*WORK TO BE COMPLETED*. From the records below, find each line with the string "ParamMany" and copy it.

*INPUT FOR THIS TASK*.
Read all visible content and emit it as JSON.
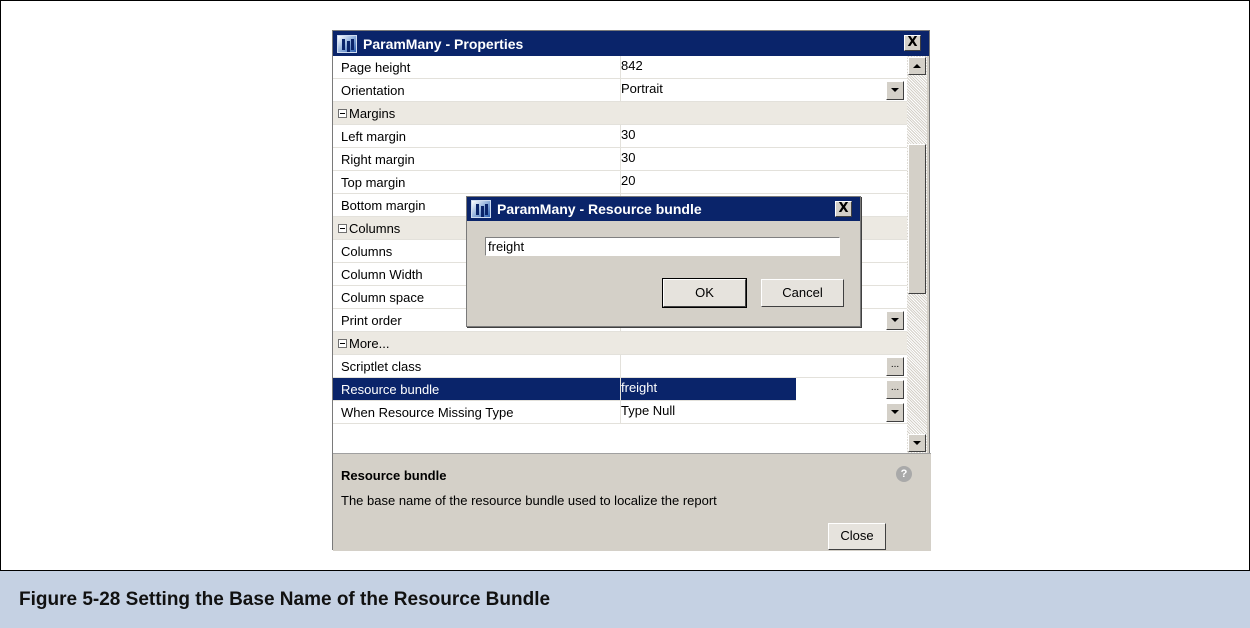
{
  "properties_window": {
    "title": "ParamMany - Properties",
    "close_glyph": "X",
    "rows": [
      {
        "name": "Page height",
        "value": "842",
        "type": "prop"
      },
      {
        "name": "Orientation",
        "value": "Portrait",
        "type": "prop",
        "control": "dropdown"
      },
      {
        "name": "Margins",
        "value": "",
        "type": "category"
      },
      {
        "name": "Left margin",
        "value": "30",
        "type": "prop"
      },
      {
        "name": "Right margin",
        "value": "30",
        "type": "prop"
      },
      {
        "name": "Top margin",
        "value": "20",
        "type": "prop"
      },
      {
        "name": "Bottom margin",
        "value": "",
        "type": "prop"
      },
      {
        "name": "Columns",
        "value": "",
        "type": "category"
      },
      {
        "name": "Columns",
        "value": "",
        "type": "prop"
      },
      {
        "name": "Column Width",
        "value": "",
        "type": "prop"
      },
      {
        "name": "Column space",
        "value": "",
        "type": "prop"
      },
      {
        "name": "Print order",
        "value": "",
        "type": "prop",
        "control": "dropdown"
      },
      {
        "name": "More...",
        "value": "",
        "type": "category"
      },
      {
        "name": "Scriptlet class",
        "value": "",
        "type": "prop",
        "control": "ellipsis"
      },
      {
        "name": "Resource bundle",
        "value": "freight",
        "type": "prop",
        "control": "ellipsis",
        "selected": true
      },
      {
        "name": "When Resource Missing Type",
        "value": "Type Null",
        "type": "prop",
        "control": "dropdown"
      }
    ],
    "ellipsis_label": "...",
    "description": {
      "title": "Resource bundle",
      "text": "The base name of the resource bundle used to localize the report",
      "help_glyph": "?"
    },
    "close_button_label": "Close"
  },
  "resource_dialog": {
    "title": "ParamMany - Resource bundle",
    "close_glyph": "X",
    "input_value": "freight",
    "ok_label": "OK",
    "cancel_label": "Cancel"
  },
  "caption": "Figure 5-28    Setting the Base Name of the Resource Bundle",
  "colors": {
    "titlebar": "#0a246a",
    "window_bg": "#d4d0c8",
    "caption_bg": "#c5d1e3",
    "selection": "#0a246a"
  }
}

*RESPONSE FOR THIS EXERCISE*.
    "title": "ParamMany - Properties",
    "title": "ParamMany - Resource bundle",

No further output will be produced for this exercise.